by Andy Griswold, Director of the Connecticut Audubon Society’s EcoTravel program
Grab your spotting scope and head to East Windsor to look for this rare visitor to Connecticut (and several other rare visitors as well).
Ross’s Goose is the smallest of our North American goose species, significantly smaller than its very similar looking cousin the Snow Goose. When comparing these two species, look for the tiny bill and distinctively diminutive shape of the Ross’s; petite compared to the more wedge-shaped of the Snow Goose. As with Snow Goose, Ross’s has two color forms, dark and white. Be sure to study the subtle differences of body plumages.
More commonly found on the central flyway during winter months, this is a great bird for Connecticut. The Connecticut location has been on and in the area of Broad Brook Mill Pond in East Windsor. Find the large group of Canada Goose and start looking through the flock for any white goose. A spotting scope is definitely needed as the bird can sometimes be a good distance away at this site.

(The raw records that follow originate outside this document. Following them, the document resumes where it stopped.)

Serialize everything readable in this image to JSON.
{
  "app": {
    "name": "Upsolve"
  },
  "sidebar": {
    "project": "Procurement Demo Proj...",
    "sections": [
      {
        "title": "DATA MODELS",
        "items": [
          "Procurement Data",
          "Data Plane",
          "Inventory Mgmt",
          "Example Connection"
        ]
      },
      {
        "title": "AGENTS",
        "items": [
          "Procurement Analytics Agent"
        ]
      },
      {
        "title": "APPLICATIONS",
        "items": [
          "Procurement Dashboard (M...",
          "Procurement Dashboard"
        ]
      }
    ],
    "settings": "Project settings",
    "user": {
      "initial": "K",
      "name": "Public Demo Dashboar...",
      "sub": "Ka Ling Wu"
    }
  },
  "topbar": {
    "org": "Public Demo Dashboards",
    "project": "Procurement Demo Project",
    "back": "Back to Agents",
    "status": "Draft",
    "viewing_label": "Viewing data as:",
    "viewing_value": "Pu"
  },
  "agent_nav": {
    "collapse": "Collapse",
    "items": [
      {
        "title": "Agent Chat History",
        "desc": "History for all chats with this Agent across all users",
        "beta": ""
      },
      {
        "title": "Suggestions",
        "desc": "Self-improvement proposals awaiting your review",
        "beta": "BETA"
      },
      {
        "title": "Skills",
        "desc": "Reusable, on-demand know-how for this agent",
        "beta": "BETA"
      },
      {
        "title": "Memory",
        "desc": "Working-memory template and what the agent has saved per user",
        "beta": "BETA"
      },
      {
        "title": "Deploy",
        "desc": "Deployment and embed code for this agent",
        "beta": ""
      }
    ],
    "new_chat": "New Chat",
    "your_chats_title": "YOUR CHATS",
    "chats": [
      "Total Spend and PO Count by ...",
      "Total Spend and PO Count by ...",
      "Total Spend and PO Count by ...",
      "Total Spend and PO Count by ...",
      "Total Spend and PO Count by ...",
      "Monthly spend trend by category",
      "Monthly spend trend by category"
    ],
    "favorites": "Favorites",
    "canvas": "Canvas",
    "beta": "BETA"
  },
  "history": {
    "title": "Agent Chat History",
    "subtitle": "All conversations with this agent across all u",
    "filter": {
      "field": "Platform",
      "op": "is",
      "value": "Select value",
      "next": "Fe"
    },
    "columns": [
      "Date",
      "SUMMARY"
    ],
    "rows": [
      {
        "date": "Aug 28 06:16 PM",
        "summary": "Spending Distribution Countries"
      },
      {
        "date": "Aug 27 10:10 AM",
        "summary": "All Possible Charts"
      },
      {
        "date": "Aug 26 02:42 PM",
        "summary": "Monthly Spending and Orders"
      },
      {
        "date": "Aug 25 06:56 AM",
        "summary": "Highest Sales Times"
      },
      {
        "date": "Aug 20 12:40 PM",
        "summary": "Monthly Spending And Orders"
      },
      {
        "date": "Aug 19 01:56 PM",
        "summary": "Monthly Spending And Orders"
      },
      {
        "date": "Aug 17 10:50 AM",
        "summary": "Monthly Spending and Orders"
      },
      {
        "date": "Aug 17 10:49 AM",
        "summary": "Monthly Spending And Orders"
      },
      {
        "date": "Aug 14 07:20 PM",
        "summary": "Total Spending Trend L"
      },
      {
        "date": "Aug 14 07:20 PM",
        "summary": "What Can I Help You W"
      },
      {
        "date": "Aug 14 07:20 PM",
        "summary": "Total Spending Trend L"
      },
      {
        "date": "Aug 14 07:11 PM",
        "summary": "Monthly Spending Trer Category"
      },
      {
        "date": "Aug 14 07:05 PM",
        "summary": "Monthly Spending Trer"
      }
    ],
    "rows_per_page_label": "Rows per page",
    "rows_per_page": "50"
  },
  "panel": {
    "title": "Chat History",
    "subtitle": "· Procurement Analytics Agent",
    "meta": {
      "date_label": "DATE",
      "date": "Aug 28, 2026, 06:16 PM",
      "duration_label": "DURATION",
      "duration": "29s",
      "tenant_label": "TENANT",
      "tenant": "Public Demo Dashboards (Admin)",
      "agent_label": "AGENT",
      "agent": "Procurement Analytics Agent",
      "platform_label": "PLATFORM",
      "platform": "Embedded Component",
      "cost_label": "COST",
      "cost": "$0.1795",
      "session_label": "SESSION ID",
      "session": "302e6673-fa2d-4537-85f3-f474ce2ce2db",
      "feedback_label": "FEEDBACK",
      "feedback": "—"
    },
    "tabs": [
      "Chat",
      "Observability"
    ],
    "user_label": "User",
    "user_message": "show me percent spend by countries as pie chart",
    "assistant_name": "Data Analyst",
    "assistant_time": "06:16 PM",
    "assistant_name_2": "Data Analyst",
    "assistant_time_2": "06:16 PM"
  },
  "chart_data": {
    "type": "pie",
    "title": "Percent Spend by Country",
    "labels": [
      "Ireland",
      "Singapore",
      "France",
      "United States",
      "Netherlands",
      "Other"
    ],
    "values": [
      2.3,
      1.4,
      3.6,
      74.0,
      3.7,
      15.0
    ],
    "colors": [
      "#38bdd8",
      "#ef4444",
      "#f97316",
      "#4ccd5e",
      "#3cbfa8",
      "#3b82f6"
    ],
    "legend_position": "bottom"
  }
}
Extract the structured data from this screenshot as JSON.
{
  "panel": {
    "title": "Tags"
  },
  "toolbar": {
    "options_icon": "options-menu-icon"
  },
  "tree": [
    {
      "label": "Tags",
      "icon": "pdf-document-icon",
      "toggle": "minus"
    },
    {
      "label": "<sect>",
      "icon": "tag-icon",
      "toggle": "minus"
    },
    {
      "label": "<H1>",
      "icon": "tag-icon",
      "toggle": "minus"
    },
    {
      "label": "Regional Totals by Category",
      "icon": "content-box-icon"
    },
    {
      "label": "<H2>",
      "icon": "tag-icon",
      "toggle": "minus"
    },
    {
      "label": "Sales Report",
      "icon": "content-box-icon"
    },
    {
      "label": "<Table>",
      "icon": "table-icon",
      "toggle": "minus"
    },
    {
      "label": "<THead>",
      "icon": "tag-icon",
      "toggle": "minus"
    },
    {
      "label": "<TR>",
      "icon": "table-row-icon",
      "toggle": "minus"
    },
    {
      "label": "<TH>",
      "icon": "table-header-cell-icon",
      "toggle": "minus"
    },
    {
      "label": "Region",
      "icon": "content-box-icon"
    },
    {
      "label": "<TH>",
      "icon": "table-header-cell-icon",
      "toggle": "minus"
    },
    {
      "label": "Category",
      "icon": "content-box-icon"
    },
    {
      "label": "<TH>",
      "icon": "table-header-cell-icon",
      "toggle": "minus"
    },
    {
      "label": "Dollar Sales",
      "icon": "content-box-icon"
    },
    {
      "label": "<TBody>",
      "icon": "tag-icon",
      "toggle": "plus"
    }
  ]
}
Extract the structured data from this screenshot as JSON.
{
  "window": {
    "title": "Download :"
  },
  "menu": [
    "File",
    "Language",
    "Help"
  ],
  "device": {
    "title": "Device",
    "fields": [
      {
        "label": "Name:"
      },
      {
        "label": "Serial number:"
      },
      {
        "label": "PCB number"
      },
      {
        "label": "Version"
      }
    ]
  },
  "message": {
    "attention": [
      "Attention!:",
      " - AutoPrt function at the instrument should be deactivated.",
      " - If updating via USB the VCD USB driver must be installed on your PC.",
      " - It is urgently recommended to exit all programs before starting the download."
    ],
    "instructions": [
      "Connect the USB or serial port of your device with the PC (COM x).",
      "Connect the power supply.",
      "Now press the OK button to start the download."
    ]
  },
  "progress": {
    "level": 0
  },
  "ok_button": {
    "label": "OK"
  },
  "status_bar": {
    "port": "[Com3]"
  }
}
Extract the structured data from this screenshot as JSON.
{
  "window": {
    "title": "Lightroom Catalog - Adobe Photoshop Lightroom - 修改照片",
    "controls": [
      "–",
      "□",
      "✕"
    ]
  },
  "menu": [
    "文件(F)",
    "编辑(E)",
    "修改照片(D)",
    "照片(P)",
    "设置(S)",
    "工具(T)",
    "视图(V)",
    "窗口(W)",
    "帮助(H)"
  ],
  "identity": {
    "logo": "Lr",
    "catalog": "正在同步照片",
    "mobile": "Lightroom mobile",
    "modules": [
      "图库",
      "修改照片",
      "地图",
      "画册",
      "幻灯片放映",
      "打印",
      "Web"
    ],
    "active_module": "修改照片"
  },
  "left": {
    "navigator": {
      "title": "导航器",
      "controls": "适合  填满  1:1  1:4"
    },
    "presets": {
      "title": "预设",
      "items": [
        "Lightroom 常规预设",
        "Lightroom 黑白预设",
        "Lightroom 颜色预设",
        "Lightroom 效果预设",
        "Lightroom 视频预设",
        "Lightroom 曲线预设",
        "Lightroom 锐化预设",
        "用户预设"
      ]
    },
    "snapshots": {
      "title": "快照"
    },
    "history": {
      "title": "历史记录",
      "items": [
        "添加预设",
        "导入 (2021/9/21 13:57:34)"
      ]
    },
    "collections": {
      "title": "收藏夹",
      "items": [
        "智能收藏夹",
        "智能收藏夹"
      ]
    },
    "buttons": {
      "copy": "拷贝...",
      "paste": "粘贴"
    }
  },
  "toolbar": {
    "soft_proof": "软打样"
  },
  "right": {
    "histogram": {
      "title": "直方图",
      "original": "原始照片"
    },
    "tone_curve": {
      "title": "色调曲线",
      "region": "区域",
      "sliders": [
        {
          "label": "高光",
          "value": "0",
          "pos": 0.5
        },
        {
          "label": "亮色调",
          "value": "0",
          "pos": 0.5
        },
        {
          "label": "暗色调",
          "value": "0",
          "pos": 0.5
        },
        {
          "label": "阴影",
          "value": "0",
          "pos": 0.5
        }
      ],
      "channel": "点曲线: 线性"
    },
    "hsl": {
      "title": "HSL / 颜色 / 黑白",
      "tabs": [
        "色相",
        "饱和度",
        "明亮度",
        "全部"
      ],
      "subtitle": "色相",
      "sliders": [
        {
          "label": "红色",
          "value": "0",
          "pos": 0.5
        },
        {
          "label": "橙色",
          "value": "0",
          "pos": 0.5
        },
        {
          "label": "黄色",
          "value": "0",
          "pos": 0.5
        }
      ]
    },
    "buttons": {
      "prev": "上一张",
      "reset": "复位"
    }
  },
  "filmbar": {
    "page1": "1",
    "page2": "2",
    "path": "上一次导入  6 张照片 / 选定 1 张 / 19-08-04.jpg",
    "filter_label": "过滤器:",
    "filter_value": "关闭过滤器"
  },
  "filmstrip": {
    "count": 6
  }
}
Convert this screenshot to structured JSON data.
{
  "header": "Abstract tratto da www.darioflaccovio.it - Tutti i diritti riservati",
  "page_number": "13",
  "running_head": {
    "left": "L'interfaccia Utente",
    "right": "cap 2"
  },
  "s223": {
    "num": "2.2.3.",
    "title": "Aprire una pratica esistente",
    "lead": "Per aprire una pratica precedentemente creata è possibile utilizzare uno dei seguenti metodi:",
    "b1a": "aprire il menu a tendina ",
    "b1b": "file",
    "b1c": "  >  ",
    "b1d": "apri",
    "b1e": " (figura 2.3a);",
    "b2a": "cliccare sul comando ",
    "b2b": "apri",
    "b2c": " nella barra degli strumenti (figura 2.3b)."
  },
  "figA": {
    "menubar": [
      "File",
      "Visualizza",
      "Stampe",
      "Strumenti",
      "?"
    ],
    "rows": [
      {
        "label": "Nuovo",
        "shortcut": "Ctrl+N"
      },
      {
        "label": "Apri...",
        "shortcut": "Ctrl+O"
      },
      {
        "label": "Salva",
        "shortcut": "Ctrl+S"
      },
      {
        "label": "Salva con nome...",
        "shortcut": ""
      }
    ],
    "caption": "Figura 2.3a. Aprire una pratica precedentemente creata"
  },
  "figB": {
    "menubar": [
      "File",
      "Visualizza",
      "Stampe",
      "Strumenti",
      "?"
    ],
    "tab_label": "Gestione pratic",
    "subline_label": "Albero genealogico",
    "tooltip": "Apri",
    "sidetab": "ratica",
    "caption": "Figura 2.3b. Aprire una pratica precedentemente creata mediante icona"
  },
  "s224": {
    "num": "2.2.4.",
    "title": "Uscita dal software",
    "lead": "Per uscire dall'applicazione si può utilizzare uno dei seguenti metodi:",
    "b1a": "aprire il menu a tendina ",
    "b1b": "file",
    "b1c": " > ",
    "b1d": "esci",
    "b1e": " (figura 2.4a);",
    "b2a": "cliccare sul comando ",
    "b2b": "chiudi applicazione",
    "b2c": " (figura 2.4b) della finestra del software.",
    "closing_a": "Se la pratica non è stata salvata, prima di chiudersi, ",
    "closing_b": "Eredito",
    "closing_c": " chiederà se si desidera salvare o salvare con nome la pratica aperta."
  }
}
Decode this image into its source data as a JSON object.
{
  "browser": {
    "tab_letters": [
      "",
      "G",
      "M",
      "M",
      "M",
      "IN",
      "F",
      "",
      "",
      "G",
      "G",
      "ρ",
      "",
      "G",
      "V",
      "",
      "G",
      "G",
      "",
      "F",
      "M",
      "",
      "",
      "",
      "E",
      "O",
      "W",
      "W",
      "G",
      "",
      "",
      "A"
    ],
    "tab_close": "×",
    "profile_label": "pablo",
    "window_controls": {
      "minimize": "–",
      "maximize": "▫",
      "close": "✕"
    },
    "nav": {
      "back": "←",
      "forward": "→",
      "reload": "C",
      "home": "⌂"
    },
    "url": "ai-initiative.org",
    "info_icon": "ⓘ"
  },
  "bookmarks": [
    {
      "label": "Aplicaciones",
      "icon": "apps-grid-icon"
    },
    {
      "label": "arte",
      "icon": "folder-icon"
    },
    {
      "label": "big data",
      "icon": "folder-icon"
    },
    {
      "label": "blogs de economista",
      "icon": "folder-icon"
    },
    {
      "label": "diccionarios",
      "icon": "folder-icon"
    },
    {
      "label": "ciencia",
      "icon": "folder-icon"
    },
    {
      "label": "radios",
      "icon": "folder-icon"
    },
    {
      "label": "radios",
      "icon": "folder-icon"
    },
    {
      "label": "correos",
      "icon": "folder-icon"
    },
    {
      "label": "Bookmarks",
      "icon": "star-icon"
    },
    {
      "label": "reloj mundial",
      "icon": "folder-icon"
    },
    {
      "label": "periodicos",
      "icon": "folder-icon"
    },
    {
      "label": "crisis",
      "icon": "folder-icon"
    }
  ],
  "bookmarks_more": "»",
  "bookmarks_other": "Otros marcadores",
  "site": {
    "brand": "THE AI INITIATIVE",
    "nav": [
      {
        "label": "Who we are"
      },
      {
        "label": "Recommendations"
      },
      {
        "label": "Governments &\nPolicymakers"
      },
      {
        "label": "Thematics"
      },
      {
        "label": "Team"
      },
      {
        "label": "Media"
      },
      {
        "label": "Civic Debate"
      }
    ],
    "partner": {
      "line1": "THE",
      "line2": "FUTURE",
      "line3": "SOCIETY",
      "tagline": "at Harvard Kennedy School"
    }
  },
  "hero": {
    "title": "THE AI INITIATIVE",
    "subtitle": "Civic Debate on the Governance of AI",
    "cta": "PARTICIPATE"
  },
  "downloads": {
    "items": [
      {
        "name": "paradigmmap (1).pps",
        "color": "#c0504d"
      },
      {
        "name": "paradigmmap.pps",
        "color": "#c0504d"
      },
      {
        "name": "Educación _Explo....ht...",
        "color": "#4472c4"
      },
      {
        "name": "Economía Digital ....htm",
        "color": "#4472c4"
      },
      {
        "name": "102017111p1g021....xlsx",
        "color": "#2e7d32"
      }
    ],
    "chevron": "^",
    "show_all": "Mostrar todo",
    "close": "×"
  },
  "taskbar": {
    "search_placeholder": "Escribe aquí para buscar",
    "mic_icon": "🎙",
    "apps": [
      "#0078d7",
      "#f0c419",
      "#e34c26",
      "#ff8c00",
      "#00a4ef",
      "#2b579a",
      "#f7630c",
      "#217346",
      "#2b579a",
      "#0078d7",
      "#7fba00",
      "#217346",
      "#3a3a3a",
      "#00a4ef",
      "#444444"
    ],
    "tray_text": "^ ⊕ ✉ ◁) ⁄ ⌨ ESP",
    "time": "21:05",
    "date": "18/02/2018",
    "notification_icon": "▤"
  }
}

If you really want to see Ross’s Goose in good numbers, join us for one of our frequent trips to Arkansas during winter months. The area we visit in Arkansas is called “The Rice Capital of North America” and the geese know to take advantage of these dormant fields as a winter feeding ground.
Interestingly there have been a number of other fine goose species discovered among the thousands of Canadas in this East Windsor flock, including Pink-footed Goose, Greater White-fronted Goose, and Cackling Goose, the Pink-footed being the rarest of the group (although this is not its first occurrence in our state).
Ross’s Goose has enjoyed a significant increase in its population size because of changed agricultural practices and diminished hunting pressures since hitting a low number of 2,000 to 3,000 individuals in the early 1950s. Now estimated at over two million individuals, there is concern, in conjunction with a similar increase in population for Snow Goose, that the Arctic wetland habitat where they nest may be in peril due to overpopulation.
Photo by Dick Daniels, Carolinabirds.org